- 8 cloves fresh garlic, sliced
- 2 tablespoons soy sauce
- 2 tablespoons dark brown sugar
- 2 teaspoons rice vinegar
- 1 teaspoon Worcestershire sauce **
- 1/4 teaspoon cayenne
- 1 1/2 pounds filet split, cut into paper thin 1/16 inch slices
- 1 head Bibb or Boston lettuce, separated into leaves.
- 1 cup soy sauce
- 2 teaspoons honey
- 2 tablespoons fresh ginger, peeled and minced
- 1/2 teaspoon roasted or toasted sesame oil
- 1/4 teaspoon red pepper flakes
- In a medium bowl mix the garlic, soy sauce, brown sugar, vinegar, Worcestershire sauce, and cayenne. Add the sliced steak. Toss and stir to separate the slices and make sure they are well coated. Allow to marinate at room temperature for 15-20 minutes.
- Heat 1 tablespoon canola oil in a large in a large skillet over medium heat. Remove the meat from the marinade and discard any remaining marinade. Sear the meat, in a single layer, allowing room between slices, you may need to do this in batches. If so, wipe out the pan between each batch and heat a bit more. oil. Don’t move the meat around. Get some good caramelization and then, using tongs, turn each slice over and repeat on the second side, 3-5 minutes in total cooking time.
- Roll 1/2 cup meat in a Bibb lettuce leaf. Repeat until all the meat is rolled. Transfer to a plate or a platter.
- In a small bowl, prepare the the clipping sauce. Whisk together the soy sauce, honey , ginger, sesame oil, and red pepper flakes.
** True Worcestershire sauce contains anchovies. If the kosher certification mark stands alone, then the percentage of anchovies is less than 1.6% of the whole product. Many rabbinical authorities say that this is okay to use with meat. If the kosher certification is on the label has a fish notation next to it, the level exceeds 1.6%; do not use it in meat dishes.
Page 27, in the Playbook section, lists what you can do with the leftovers of the above recipe:

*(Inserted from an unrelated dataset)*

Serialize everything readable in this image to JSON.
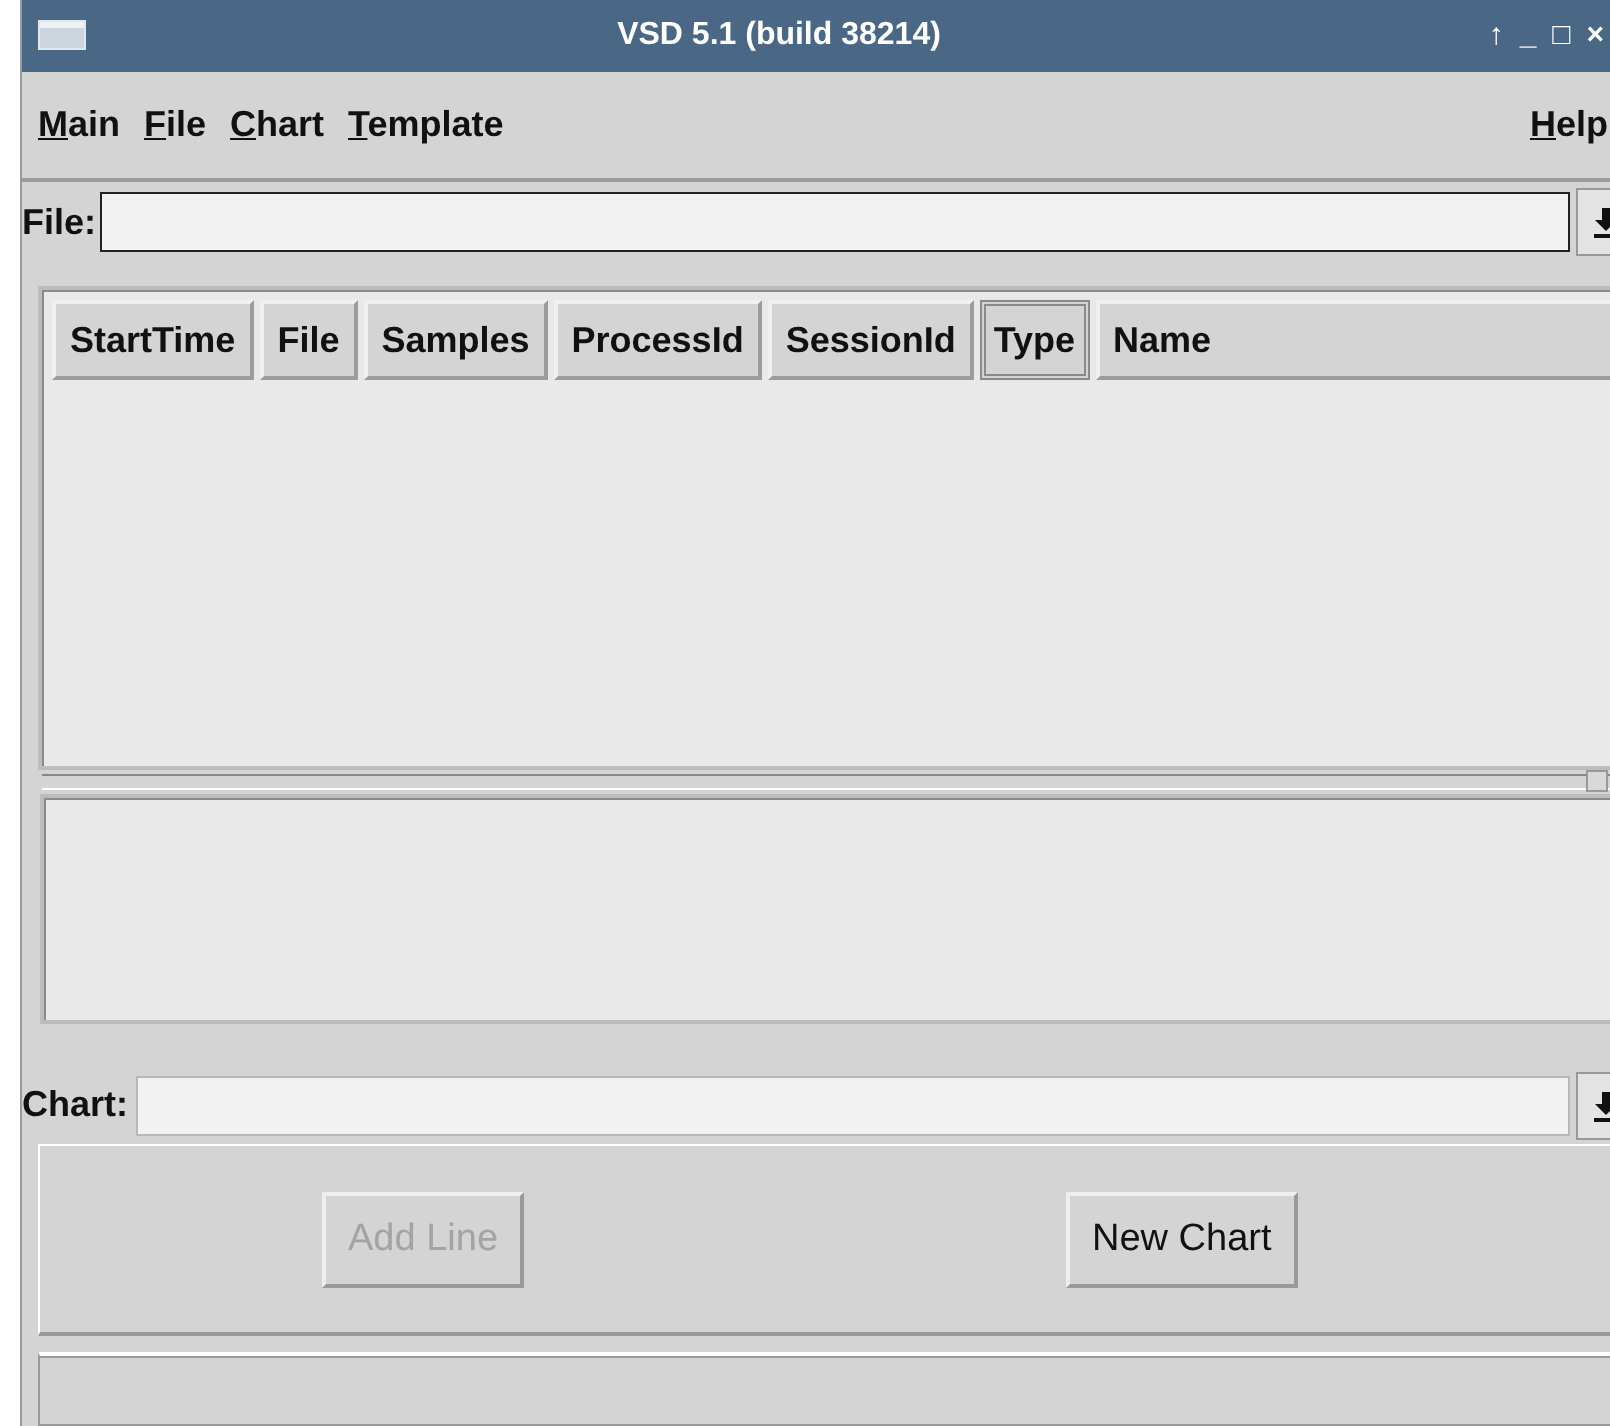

Make a tasty ASIAN BEEF SOUP with your leftovers: In a soup pot, heat 1 tablespoon canola oil. Add 1 sliced onion, 10 sliced shiitake mushrooms, and 2 teaspoons fresh grated ginger. Sauté until the mushrooms and onion sare wilted. Add 6 cups chicken stock. 1/4 cup shredded carrots, a handful of pea pods, and 1 thinly sliced stalk bok choy. Bring to a simmer; cook for 10 minutes. Mix in 1 tablespoon soy sauce, 1/2 teaspoon roasted sesame oil, and 1 teaspoon sriracha chilli sauce. Chop the leftover bulgogi and add to the pot along with 2 scallions thinly sliced on the diagonal.